"I feel like both of those guys are really good fighters and they will be doing some damage to each other," Jacoby said. "I think that they are going to have a pretty brutal fight. Whoever wins that fight is going to really know that he has been in a fight. I think that is going to wear on him in the championship round. I think the winner of Pereira and I -- which I totally see myself being -- has a really good chance of taking the tournament because the other two are going to be going so hard at each other the first fight."
Being the only American in the tournament here in Eastern Europe has made him the torch carrier for North American fighters this time around, continuing to attempt to close the gap on the highly skilled foreign field of competition in GLORY.

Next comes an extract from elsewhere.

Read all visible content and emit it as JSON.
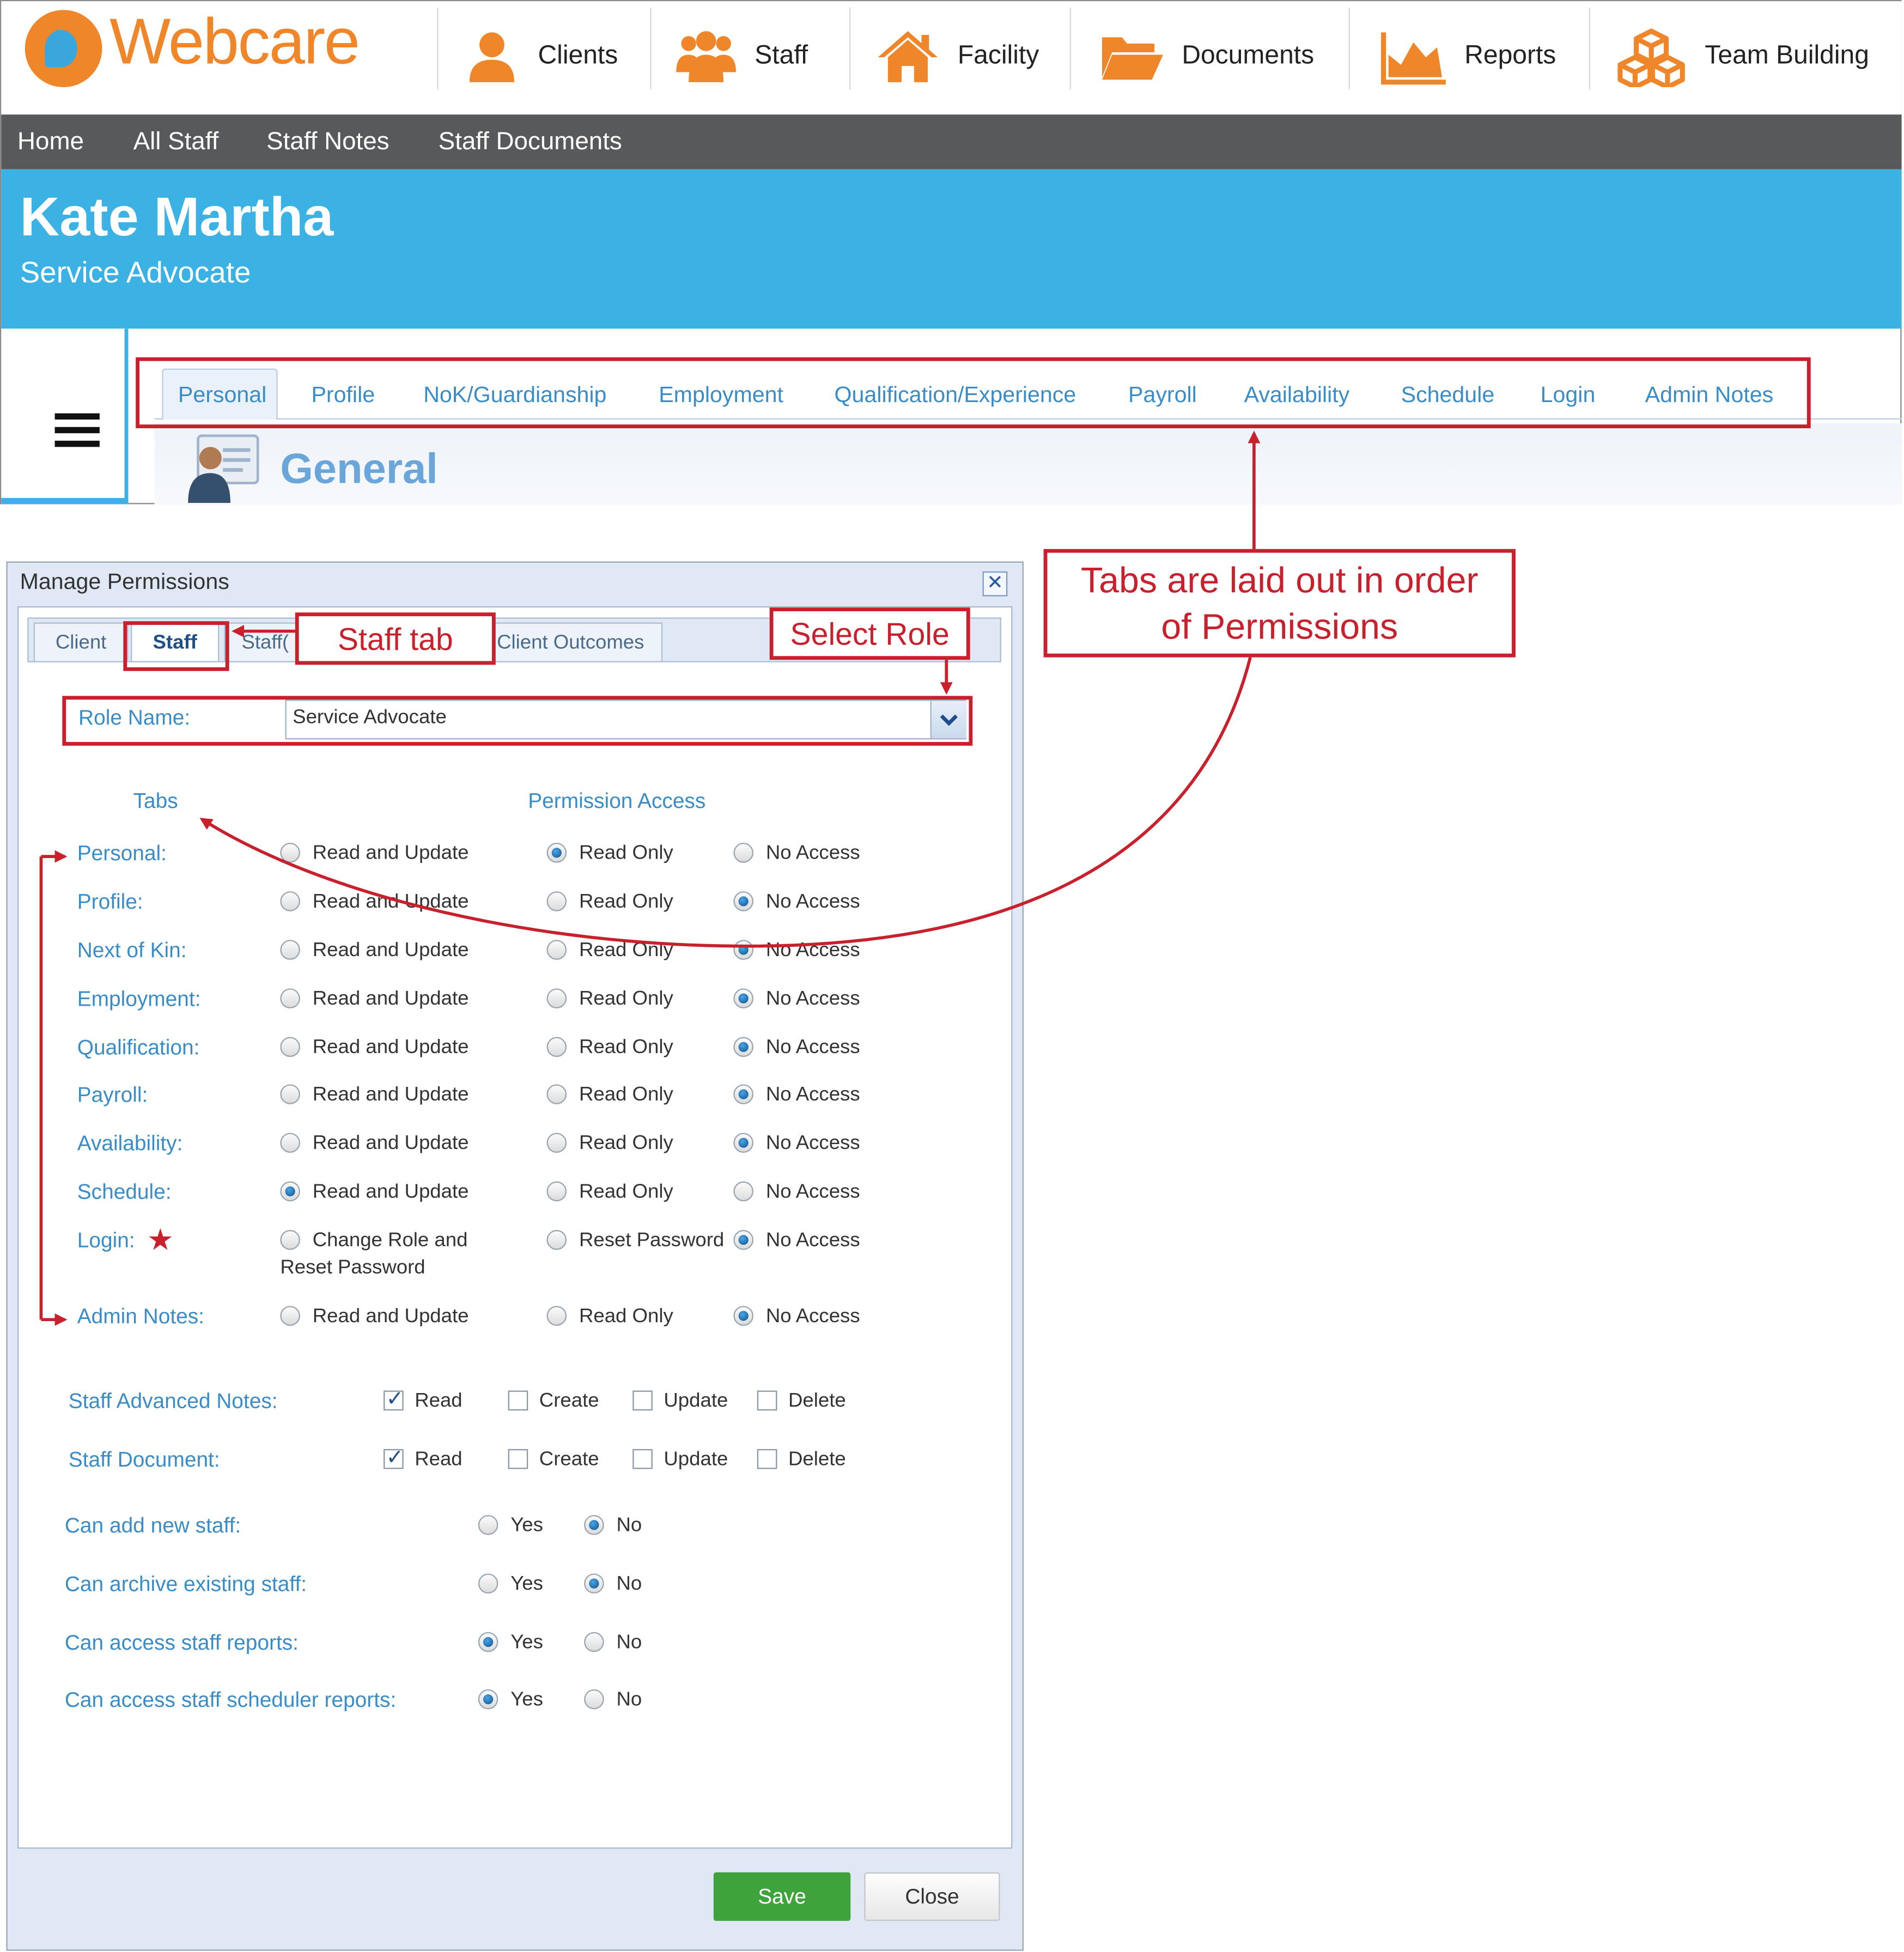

He is more than willing to place some of that weight on his shoulders.
"It's very important, not just because I'm the lone American in the tournament, but just for myself, my own pride and of course, fighting with the American brand behind me and trying to elevate kickboxing in America," Jacoby said, stating his reasons. "That's my goal. I'm not out here to be an American hero or anything like that. I'm just out here to represent my country against other top-level kickboxers who are representing their country and of course, Spike TV and the new deal and kickboxing and GLORY kind of pulled me into North America. I would definitely like to win it and carry some of that pressure on my back."
The winner of the "Contender" tournament will receive a slot in the forthcoming eight-man middleweight title tournament. Jacoby can't look that far ahead right now -- his eyes aren't drifting off the task at hand, which is his semifinal match up at GLORY 14.
"I am focused on this tournament right now," he said. "I fully anticipate winning this tournament and then jumping to the top of the division. I just want to continue to get better and start racking up the wins. I'm still very green in kickboxing and new in my career and it's important for me to continue winning and climb to the top of the ladder."